What you will do: Only lines containing the word "Introduction" are needed; pull them out of the material.

####################

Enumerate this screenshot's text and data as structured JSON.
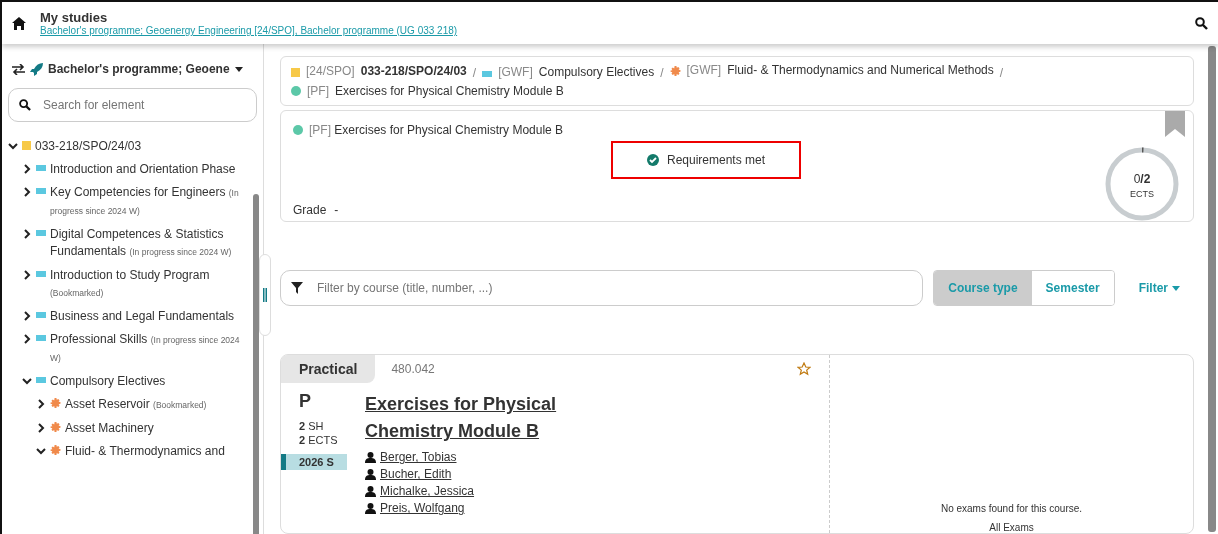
{
  "header": {
    "title": "My studies",
    "subtitle": "Bachelor's programme; Geoenergy Engineering [24/SPO], Bachelor programme (UG 033 218)"
  },
  "sidebar": {
    "programme": "Bachelor's programme; Geoene",
    "search": {
      "placeholder": "Search for element"
    },
    "tree": [
      {
        "label": "033-218/SPO/24/03",
        "kind": "square",
        "color": "#f7c948",
        "expanded": true,
        "children": [
          {
            "label": "Introduction and Orientation Phase",
            "kind": "bar",
            "color": "#5bc8e0",
            "expanded": false
          },
          {
            "label": "Key Competencies for Engineers",
            "note": "(In progress since 2024 W)",
            "kind": "bar",
            "color": "#5bc8e0",
            "expanded": false
          },
          {
            "label": "Digital Competences & Statistics Fundamentals",
            "note": "(In progress since 2024 W)",
            "kind": "bar",
            "color": "#5bc8e0",
            "expanded": false
          },
          {
            "label": "Introduction to Study Program",
            "note": "(Bookmarked)",
            "kind": "bar",
            "color": "#5bc8e0",
            "expanded": false
          },
          {
            "label": "Business and Legal Fundamentals",
            "kind": "bar",
            "color": "#5bc8e0",
            "expanded": false
          },
          {
            "label": "Professional Skills",
            "note": "(In progress since 2024 W)",
            "kind": "bar",
            "color": "#5bc8e0",
            "expanded": false
          },
          {
            "label": "Compulsory Electives",
            "kind": "bar",
            "color": "#5bc8e0",
            "expanded": true,
            "children": [
              {
                "label": "Asset Reservoir",
                "note": "(Bookmarked)",
                "kind": "gear",
                "color": "#f08a4b",
                "expanded": false
              },
              {
                "label": "Asset Machinery",
                "kind": "gear",
                "color": "#f08a4b",
                "expanded": false
              },
              {
                "label": "Fluid- & Thermodynamics and",
                "kind": "gear",
                "color": "#f08a4b",
                "expanded": true
              }
            ]
          }
        ]
      }
    ]
  },
  "breadcrumb_separator": "/",
  "breadcrumb": [
    {
      "tag": "[24/SPO]",
      "label": "033-218/SPO/24/03",
      "kind": "square",
      "color": "#f7c948"
    },
    {
      "tag": "[GWF]",
      "label": "Compulsory Electives",
      "kind": "bar",
      "color": "#5bc8e0"
    },
    {
      "tag": "[GWF]",
      "label": "Fluid- & Thermodynamics and Numerical Methods",
      "kind": "gear",
      "color": "#f08a4b"
    },
    {
      "tag": "[PF]",
      "label": "Exercises for Physical Chemistry Module B",
      "kind": "dot",
      "color": "#5cc8a8"
    }
  ],
  "detail": {
    "tag": "[PF]",
    "title": "Exercises for Physical Chemistry Module B",
    "color": "#5cc8a8",
    "status": "Requirements met",
    "grade_label": "Grade",
    "grade": "-",
    "ects": {
      "earned": "0",
      "total": "/2",
      "unit": "ECTS",
      "level": 0
    }
  },
  "filter": {
    "placeholder": "Filter by course (title, number, ...)",
    "views": [
      {
        "label": "Course type",
        "selected": true
      },
      {
        "label": "Semester",
        "selected": false
      }
    ],
    "menu": "Filter"
  },
  "course": {
    "type": "Practical",
    "number": "480.042",
    "code": "P",
    "sh": {
      "value": "2",
      "unit": "SH"
    },
    "ects": {
      "value": "2",
      "unit": "ECTS"
    },
    "semester": "2026 S",
    "title": "Exercises for Physical Chemistry Module B",
    "lecturers": [
      "Berger, Tobias",
      "Bucher, Edith",
      "Michalke, Jessica",
      "Preis, Wolfgang"
    ],
    "exams_message": "No exams found for this course.",
    "exams_link": "All Exams"
  }
}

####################

Solution to the exercise:
            "label": "Introduction and Orientation Phase",
            "label": "Introduction to Study Program",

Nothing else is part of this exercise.